Identify all lines of the data containing the string "kind" and copy them.

==*==

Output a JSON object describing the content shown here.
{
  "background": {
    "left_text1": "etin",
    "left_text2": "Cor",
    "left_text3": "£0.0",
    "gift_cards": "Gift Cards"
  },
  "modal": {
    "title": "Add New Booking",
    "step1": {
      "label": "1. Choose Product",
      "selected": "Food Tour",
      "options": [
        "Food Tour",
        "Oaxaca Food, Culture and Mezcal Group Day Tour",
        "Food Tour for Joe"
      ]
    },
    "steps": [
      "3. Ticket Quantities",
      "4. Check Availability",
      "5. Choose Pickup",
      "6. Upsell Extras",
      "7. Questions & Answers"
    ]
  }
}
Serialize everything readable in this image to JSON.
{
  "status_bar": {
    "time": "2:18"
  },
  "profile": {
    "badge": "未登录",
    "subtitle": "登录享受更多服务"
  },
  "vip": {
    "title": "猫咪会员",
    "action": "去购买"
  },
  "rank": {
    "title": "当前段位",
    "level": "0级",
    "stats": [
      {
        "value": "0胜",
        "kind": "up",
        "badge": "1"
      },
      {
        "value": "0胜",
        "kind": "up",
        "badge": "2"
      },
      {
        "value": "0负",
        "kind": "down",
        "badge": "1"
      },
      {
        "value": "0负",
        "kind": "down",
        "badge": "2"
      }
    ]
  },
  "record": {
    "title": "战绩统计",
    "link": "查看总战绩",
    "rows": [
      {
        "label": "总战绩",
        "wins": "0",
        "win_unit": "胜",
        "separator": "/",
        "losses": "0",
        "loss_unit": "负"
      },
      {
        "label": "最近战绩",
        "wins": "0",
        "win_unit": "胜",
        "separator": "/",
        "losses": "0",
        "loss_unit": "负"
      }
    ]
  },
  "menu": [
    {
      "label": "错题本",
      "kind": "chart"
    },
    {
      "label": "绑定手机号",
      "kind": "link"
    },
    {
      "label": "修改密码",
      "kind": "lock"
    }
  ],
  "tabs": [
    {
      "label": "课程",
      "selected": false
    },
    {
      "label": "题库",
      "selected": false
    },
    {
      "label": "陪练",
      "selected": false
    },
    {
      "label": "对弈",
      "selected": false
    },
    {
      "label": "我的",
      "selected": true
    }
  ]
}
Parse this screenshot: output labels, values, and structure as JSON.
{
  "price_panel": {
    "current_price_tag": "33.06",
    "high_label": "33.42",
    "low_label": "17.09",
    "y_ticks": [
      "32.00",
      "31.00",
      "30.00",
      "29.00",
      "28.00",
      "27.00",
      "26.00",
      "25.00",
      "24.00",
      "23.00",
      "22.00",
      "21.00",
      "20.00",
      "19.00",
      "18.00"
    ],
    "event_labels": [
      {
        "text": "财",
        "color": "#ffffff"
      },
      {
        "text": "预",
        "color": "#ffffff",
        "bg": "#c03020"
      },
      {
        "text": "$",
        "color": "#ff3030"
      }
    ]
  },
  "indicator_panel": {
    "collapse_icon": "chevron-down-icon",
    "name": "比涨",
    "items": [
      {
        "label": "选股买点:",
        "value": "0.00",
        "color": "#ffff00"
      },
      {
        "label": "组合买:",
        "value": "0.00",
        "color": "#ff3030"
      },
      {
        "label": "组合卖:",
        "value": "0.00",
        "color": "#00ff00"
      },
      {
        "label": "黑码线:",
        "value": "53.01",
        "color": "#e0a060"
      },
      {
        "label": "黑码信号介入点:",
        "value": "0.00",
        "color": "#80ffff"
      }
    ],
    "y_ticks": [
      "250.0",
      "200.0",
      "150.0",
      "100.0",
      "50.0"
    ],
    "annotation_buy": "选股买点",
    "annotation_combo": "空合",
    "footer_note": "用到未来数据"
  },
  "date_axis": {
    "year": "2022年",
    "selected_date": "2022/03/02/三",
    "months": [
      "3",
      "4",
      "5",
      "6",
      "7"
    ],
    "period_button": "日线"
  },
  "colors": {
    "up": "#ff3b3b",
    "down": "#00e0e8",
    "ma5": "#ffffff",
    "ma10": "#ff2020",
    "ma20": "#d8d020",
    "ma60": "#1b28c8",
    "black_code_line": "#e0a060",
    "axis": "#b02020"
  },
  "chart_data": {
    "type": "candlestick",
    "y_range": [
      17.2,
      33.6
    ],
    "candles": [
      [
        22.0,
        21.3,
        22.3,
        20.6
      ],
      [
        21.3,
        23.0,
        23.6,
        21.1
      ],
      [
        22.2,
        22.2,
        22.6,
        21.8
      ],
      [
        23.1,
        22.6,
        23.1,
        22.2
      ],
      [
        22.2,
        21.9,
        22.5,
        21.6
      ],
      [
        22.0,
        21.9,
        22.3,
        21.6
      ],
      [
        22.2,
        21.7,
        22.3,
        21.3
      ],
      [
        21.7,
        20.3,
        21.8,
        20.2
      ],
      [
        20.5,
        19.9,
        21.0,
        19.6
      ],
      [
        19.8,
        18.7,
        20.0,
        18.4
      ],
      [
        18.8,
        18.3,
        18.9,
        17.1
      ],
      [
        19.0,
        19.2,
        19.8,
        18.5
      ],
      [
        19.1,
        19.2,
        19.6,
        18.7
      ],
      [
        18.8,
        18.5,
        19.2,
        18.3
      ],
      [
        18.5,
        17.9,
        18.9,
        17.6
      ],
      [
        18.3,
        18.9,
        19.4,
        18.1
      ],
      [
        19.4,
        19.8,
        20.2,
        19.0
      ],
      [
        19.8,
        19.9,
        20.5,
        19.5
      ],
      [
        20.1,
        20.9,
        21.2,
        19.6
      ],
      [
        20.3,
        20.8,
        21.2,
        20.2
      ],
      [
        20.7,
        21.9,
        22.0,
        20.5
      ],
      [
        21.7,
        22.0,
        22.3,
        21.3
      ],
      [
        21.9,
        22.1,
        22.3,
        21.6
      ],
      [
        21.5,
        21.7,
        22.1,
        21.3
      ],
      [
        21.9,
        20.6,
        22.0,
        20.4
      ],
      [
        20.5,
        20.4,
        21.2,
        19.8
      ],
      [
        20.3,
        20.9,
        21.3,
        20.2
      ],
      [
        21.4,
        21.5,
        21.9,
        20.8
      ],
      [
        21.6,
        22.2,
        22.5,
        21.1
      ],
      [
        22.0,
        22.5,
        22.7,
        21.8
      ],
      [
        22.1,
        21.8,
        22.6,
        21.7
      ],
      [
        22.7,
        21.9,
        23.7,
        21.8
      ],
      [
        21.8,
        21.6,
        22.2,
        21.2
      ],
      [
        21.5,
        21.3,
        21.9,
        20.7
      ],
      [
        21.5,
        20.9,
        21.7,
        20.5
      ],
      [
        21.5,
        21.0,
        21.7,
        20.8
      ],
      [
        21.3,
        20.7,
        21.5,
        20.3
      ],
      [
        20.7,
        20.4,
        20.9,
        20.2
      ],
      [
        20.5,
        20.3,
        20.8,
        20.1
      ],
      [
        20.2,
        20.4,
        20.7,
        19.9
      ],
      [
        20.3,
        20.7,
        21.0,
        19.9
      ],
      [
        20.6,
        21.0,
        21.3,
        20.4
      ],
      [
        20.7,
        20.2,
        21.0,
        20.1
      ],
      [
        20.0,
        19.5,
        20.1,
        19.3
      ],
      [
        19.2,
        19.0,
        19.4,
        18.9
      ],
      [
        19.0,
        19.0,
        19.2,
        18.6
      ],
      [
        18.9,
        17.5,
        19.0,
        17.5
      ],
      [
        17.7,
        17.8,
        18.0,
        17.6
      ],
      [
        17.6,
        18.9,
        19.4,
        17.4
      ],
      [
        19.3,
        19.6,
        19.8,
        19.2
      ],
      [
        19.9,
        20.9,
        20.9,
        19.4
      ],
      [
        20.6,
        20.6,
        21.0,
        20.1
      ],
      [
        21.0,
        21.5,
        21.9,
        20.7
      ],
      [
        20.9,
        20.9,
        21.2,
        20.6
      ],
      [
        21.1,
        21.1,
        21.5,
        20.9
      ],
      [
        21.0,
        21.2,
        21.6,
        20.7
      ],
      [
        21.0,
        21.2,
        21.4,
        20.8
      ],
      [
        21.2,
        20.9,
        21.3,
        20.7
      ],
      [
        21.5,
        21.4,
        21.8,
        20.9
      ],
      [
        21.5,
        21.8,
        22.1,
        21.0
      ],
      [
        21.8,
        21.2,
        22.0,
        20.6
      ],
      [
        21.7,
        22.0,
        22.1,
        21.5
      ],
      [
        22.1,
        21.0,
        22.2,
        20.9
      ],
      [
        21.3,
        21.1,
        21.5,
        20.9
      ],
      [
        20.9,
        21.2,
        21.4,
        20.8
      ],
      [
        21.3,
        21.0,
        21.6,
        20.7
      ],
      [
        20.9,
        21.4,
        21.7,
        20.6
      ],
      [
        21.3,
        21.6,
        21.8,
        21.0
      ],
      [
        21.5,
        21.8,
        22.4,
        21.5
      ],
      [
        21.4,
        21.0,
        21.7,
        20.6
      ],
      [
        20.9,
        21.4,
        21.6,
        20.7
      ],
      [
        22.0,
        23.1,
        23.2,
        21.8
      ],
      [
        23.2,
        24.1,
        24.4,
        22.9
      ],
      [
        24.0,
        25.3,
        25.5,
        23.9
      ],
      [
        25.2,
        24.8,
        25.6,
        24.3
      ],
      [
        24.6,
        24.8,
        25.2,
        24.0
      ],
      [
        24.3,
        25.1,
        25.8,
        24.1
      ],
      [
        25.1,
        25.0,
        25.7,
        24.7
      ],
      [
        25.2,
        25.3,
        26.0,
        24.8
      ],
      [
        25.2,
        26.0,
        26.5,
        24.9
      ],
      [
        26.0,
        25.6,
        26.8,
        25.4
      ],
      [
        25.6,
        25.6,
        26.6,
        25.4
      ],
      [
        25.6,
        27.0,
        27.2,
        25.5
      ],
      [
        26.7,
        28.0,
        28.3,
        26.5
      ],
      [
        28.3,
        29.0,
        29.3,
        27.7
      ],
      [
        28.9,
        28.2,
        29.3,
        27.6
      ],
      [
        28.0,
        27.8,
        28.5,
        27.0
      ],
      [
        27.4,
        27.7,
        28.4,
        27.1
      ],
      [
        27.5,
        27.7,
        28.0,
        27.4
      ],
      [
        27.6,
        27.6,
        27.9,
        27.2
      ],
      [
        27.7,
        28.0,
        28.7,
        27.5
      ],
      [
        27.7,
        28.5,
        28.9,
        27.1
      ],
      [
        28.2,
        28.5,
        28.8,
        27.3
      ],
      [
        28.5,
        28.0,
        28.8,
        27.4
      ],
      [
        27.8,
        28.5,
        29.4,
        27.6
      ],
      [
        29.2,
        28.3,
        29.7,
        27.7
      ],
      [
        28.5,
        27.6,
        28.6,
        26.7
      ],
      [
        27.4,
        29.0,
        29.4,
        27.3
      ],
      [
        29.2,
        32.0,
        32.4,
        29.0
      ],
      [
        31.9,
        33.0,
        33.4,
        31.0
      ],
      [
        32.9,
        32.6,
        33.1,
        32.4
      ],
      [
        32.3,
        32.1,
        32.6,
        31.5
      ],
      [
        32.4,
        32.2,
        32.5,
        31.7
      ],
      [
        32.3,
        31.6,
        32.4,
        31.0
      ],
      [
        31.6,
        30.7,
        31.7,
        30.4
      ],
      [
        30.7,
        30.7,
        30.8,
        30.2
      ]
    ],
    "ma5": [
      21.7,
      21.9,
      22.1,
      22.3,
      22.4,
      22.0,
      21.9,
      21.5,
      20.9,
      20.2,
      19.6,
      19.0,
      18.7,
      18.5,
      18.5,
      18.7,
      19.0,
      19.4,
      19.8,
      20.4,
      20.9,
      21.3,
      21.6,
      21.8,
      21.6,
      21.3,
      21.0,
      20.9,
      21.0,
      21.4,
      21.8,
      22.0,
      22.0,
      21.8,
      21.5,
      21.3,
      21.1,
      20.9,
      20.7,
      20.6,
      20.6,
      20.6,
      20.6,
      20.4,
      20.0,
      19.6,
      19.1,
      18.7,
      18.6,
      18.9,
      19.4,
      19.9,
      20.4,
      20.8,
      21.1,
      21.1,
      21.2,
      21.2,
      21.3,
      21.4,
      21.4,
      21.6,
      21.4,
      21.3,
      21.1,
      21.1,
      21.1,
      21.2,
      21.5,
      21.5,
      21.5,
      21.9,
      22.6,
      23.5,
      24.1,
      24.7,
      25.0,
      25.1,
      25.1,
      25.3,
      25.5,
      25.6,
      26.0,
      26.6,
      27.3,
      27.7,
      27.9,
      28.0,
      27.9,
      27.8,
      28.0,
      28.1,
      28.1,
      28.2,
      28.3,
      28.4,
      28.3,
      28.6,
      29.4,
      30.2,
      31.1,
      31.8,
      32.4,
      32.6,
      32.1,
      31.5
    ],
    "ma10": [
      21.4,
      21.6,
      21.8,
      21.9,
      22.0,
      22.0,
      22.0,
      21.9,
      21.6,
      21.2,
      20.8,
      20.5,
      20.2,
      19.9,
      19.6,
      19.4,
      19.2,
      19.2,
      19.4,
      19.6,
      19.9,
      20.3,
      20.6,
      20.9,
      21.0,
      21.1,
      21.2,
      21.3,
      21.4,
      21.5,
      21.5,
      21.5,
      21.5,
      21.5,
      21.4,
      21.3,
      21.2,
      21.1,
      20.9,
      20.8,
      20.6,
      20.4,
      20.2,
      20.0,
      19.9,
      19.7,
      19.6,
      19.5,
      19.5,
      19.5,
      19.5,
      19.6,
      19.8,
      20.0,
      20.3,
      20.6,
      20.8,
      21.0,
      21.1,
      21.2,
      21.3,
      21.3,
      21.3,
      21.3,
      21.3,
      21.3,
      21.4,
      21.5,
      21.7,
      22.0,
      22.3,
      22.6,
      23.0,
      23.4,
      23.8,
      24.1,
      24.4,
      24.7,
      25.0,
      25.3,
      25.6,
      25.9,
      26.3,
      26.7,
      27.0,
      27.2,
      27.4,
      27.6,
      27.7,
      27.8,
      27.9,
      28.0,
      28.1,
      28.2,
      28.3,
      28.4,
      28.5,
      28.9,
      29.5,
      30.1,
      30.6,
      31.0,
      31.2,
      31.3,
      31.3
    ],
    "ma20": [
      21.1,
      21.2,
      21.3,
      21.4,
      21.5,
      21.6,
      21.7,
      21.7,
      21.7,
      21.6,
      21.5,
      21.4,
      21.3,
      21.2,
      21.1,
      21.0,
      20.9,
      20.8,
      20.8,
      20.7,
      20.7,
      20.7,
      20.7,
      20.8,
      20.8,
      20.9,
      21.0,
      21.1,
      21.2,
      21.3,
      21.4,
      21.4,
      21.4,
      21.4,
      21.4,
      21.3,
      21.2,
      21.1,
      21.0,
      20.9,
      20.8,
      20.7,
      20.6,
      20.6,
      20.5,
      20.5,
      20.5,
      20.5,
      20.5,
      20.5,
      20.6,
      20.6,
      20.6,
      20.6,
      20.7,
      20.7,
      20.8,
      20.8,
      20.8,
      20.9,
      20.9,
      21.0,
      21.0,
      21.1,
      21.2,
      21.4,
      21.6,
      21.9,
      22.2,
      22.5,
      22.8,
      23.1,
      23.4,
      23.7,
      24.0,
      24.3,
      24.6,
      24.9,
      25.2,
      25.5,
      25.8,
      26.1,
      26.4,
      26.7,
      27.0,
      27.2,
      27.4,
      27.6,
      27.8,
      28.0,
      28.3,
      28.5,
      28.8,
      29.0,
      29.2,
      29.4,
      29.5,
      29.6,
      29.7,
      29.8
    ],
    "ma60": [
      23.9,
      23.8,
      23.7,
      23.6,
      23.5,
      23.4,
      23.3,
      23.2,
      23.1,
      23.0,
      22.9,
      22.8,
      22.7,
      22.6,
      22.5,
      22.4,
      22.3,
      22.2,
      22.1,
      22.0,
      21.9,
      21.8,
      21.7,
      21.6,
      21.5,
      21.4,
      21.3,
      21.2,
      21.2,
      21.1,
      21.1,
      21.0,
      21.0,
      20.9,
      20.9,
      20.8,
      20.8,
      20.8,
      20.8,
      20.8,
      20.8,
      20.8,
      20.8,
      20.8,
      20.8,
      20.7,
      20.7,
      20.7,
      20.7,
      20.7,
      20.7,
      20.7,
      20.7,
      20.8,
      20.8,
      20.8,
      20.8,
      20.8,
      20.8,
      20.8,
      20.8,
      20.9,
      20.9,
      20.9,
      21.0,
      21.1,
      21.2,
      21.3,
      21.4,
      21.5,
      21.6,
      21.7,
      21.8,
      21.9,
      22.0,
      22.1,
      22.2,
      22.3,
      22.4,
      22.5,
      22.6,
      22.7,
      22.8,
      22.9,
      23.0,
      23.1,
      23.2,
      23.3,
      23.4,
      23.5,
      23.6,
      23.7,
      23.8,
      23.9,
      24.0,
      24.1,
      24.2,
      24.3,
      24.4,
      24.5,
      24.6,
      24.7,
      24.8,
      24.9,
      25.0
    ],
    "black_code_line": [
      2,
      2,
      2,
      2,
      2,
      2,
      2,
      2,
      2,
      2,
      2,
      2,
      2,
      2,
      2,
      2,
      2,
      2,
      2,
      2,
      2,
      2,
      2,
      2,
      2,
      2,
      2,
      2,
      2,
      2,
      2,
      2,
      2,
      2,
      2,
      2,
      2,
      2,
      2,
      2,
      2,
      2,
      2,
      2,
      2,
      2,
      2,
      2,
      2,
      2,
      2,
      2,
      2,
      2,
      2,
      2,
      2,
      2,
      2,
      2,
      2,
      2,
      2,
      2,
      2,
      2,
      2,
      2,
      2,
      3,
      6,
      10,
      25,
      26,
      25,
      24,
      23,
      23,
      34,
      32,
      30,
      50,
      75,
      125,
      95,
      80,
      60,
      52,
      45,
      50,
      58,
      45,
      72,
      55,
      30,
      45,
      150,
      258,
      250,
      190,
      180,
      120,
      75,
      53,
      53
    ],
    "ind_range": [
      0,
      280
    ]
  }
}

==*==

▶ **Answer area**:
        "kind": "up",
        "kind": "up",
        "kind": "down",
        "kind": "down",
      "kind": "chart"
      "kind": "link"
      "kind": "lock"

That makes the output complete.